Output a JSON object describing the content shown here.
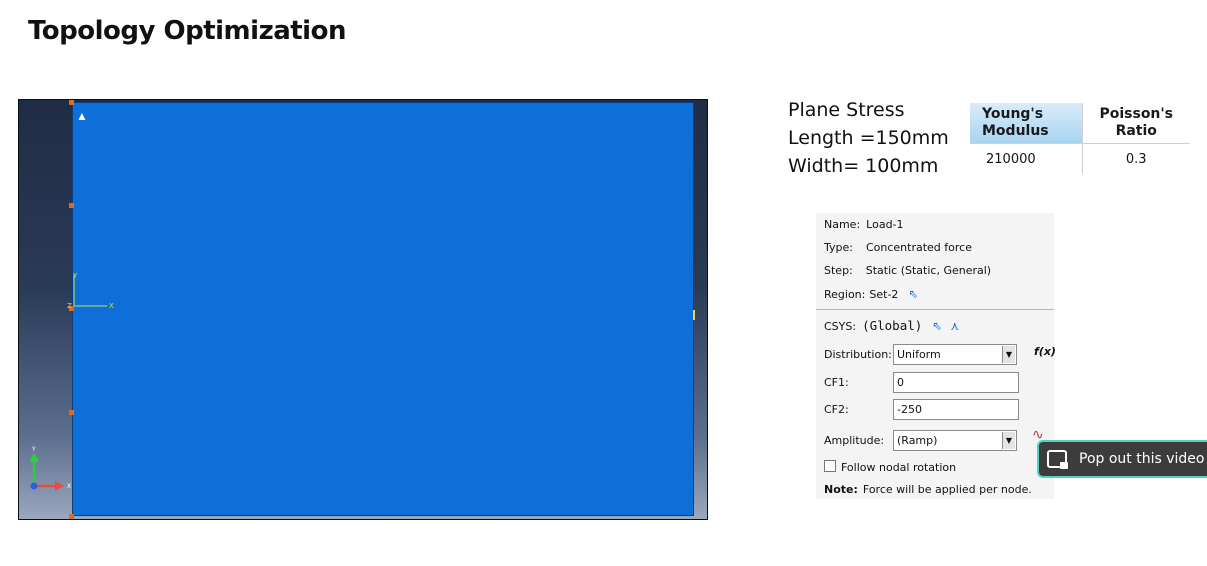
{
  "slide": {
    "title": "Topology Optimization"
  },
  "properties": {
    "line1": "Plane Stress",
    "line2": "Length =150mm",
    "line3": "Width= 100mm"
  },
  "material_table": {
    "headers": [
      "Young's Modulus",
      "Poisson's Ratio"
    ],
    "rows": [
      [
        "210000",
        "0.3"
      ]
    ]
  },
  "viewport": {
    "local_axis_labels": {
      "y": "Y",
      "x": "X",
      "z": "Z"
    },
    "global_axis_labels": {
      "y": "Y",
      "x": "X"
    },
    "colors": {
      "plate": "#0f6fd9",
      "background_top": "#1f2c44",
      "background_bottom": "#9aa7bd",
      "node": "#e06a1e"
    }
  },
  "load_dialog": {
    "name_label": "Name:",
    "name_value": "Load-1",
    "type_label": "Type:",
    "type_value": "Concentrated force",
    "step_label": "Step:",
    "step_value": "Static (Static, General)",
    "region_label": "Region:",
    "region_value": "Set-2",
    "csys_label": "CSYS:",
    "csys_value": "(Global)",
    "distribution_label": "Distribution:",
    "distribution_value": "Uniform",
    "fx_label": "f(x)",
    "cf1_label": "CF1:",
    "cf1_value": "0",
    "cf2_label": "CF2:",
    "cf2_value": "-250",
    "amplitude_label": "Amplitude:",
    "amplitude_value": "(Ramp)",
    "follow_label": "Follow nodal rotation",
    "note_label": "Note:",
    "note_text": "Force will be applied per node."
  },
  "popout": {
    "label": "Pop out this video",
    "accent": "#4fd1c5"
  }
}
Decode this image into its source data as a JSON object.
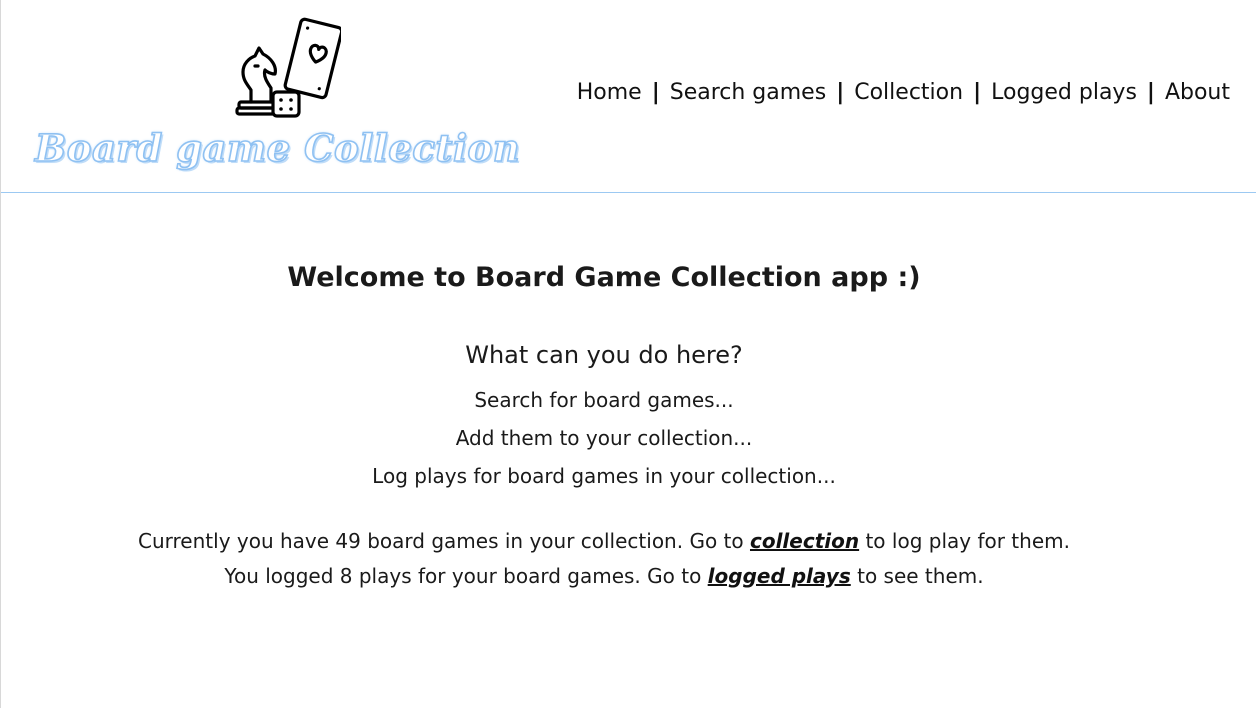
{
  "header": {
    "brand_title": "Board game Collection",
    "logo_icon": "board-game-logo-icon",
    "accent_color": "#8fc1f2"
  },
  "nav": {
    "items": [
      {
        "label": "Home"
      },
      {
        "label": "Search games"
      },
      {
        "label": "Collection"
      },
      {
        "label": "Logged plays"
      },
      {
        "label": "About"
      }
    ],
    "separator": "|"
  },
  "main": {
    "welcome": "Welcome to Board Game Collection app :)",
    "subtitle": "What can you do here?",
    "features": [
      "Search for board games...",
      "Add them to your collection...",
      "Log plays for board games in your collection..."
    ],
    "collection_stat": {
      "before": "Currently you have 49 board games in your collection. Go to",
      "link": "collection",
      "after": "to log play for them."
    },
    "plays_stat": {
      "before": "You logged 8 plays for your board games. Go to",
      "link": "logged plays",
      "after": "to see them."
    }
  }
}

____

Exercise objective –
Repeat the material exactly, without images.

Task output –
Output a JSON object describing the content shown here.
{
  "slide": {
    "title": "Topology Optimization"
  },
  "properties": {
    "line1": "Plane Stress",
    "line2": "Length =150mm",
    "line3": "Width= 100mm"
  },
  "material_table": {
    "headers": [
      "Young's Modulus",
      "Poisson's Ratio"
    ],
    "rows": [
      [
        "210000",
        "0.3"
      ]
    ]
  },
  "viewport": {
    "local_axis_labels": {
      "y": "Y",
      "x": "X",
      "z": "Z"
    },
    "global_axis_labels": {
      "y": "Y",
      "x": "X"
    },
    "colors": {
      "plate": "#0f6fd9",
      "background_top": "#1f2c44",
      "background_bottom": "#9aa7bd",
      "node": "#e06a1e"
    }
  },
  "load_dialog": {
    "name_label": "Name:",
    "name_value": "Load-1",
    "type_label": "Type:",
    "type_value": "Concentrated force",
    "step_label": "Step:",
    "step_value": "Static (Static, General)",
    "region_label": "Region:",
    "region_value": "Set-2",
    "csys_label": "CSYS:",
    "csys_value": "(Global)",
    "distribution_label": "Distribution:",
    "distribution_value": "Uniform",
    "fx_label": "f(x)",
    "cf1_label": "CF1:",
    "cf1_value": "0",
    "cf2_label": "CF2:",
    "cf2_value": "-250",
    "amplitude_label": "Amplitude:",
    "amplitude_value": "(Ramp)",
    "follow_label": "Follow nodal rotation",
    "note_label": "Note:",
    "note_text": "Force will be applied per node."
  },
  "popout": {
    "label": "Pop out this video",
    "accent": "#4fd1c5"
  }
}
Decode this image into its source data as a JSON object.
{
  "header": {
    "brand_title": "Board game Collection",
    "logo_icon": "board-game-logo-icon",
    "accent_color": "#8fc1f2"
  },
  "nav": {
    "items": [
      {
        "label": "Home"
      },
      {
        "label": "Search games"
      },
      {
        "label": "Collection"
      },
      {
        "label": "Logged plays"
      },
      {
        "label": "About"
      }
    ],
    "separator": "|"
  },
  "main": {
    "welcome": "Welcome to Board Game Collection app :)",
    "subtitle": "What can you do here?",
    "features": [
      "Search for board games...",
      "Add them to your collection...",
      "Log plays for board games in your collection..."
    ],
    "collection_stat": {
      "before": "Currently you have 49 board games in your collection. Go to",
      "link": "collection",
      "after": "to log play for them."
    },
    "plays_stat": {
      "before": "You logged 8 plays for your board games. Go to",
      "link": "logged plays",
      "after": "to see them."
    }
  }
}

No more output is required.